|US20080109597 *||Oct 30, 2007||May 8, 2008||Schakel Keith R||Method and apparatus for refresh management of memory modules|
|US20080109598 *||Oct 30, 2007||May 8, 2008||Schakel Keith R||Method and apparatus for refresh management of memory modules|
|US20080120443 *||Oct 30, 2007||May 22, 2008||Suresh Natarajan Rajan||System and method for reducing command scheduling constraints of memory circuits|
|US20080123459 *||Oct 26, 2006||May 29, 2008||Metaram, Inc.||Combined signal delay and power saving system and method for use with a plurality of memory circuits|
|US20080197976 *||Oct 30, 2007||Aug 21, 2008||Littlechild Stuart Colin||Radio frequency identification transponder|
|US20090051331 *||Jun 24, 2008||Feb 26, 2009||Johannes Gerber||Method and Circuit for Controlling the Refresh Rate of Sampled Reference Voltages|
|US20090216939 *||Feb 14, 2009||Aug 27, 2009||Smith Michael J S||Emulation of abstracted DIMMs using abstracted DRAMs|
|US20090285031 *||Jul 22, 2009||Nov 19, 2009||Suresh Natarajan Rajan||System and method for simulating an aspect of a memory circuit|
|US20120147684 *||Dec 9, 2011||Jun 14, 2012||Google Inc.||Memory refresh apparatus and method|
|WO2001065712A1 *||Feb 28, 2001||Sep 7, 2001||Magellan Technology Pty Limited||Radio frequency identification transponder|
|WO2009004074A1 *||Jul 3, 2008||Jan 8, 2009||Texas Instruments Deutschland Gmbh||Method and circuit for controlling the refresh rate of sampled reference voltages|
|U.S. Classification||365/222, 365/194|
|Jul 13, 1993||AS||Assignment|
Owner name: MICRON SEMICONDUCTOR, INC.
Free format text: ASSIGNMENT OF ASSIGNORS INTEREST;ASSIGNOR:MANNING, TROY A.;REEL/FRAME:006637/0359
Effective date: 19930713
|Feb 7, 1994||AS||Assignment|
Owner name: MICRON SEMICONDUCTOR, INC., IDAHO
Free format text: CORRECTIVE ASSIGNMENT FROM PREVIOUSLY RECORDED REEL 6637, FRAME 0360;ASSIGNOR:MANNING, TROY A.;REEL/FRAME:006861/0104
Effective date: 19931222
|Nov 21, 1994||AS||Assignment|
Owner name: MICRON TECHNOLOGY, INC., IDAHO

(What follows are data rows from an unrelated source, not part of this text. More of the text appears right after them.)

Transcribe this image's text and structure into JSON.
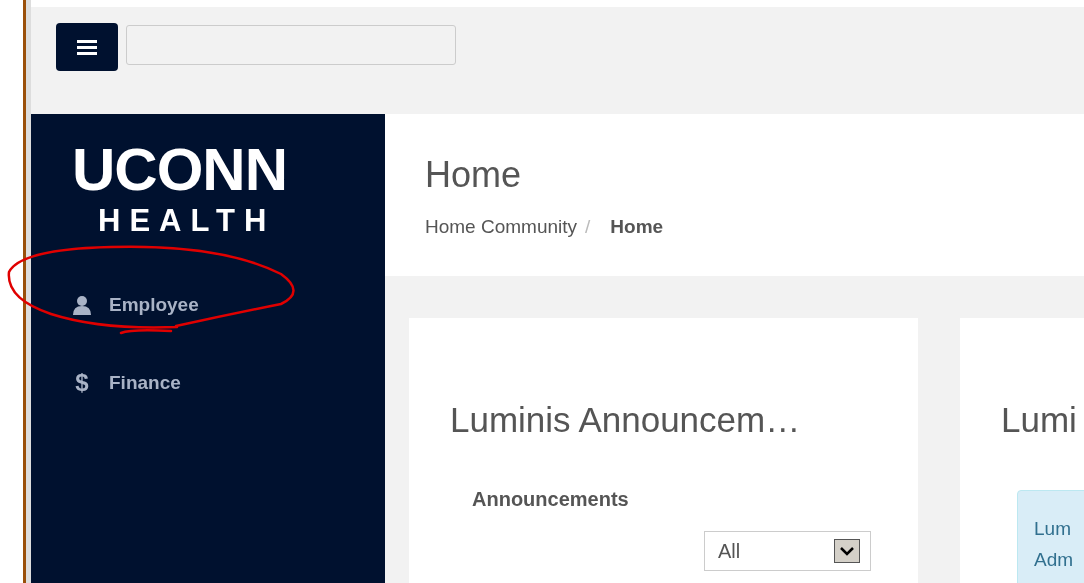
{
  "logo": {
    "line1": "UCONN",
    "line2": "HEALTH"
  },
  "sidebar": {
    "items": [
      {
        "label": "Employee",
        "kind": "person",
        "circled": true
      },
      {
        "label": "Finance",
        "kind": "glyph",
        "glyph": "$",
        "circled": false
      }
    ]
  },
  "page": {
    "title": "Home",
    "breadcrumb": [
      "Home Community",
      "Home"
    ],
    "separator": "/"
  },
  "cards": [
    {
      "title": "Luminis Announcem…",
      "kind": "announcements",
      "section": "Announcements",
      "filter": "All"
    },
    {
      "title": "Lumi",
      "kind": "info",
      "lines": [
        "Lum",
        "Adm"
      ]
    }
  ]
}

Free format text: MERGER;ASSIGNOR:MICRON SEMICONDUCTOR, INC.;REEL/FRAME:007221/0634
Effective date: 19941104
|Aug 10, 1998||FPAY||Fee payment|
Year of fee payment: 4
|Jul 25, 2002||FPAY||Fee payment|
Year of fee payment: 8
|Jul 28, 2006||FPAY||Fee payment|
Year of fee payment: 12
|Jan 4, 2010||AS||Assignment|
Owner name: ROUND ROCK RESEARCH, LLC,NEW YORK
Free format text: ASSIGNMENT OF ASSIGNORS INTEREST;ASSIGNOR:MICRON TECHNOLOGY, INC.;REEL/FRAME:023786/0416
Effective date: 20091223
Owner name: ROUND ROCK RESEARCH, LLC, NEW YORK
Free format text: ASSIGNMENT OF ASSIGNORS INTEREST;ASSIGNOR:MICRON TECHNOLOGY, INC.;REEL/FRAME:023786/0416
Effective date: 20091223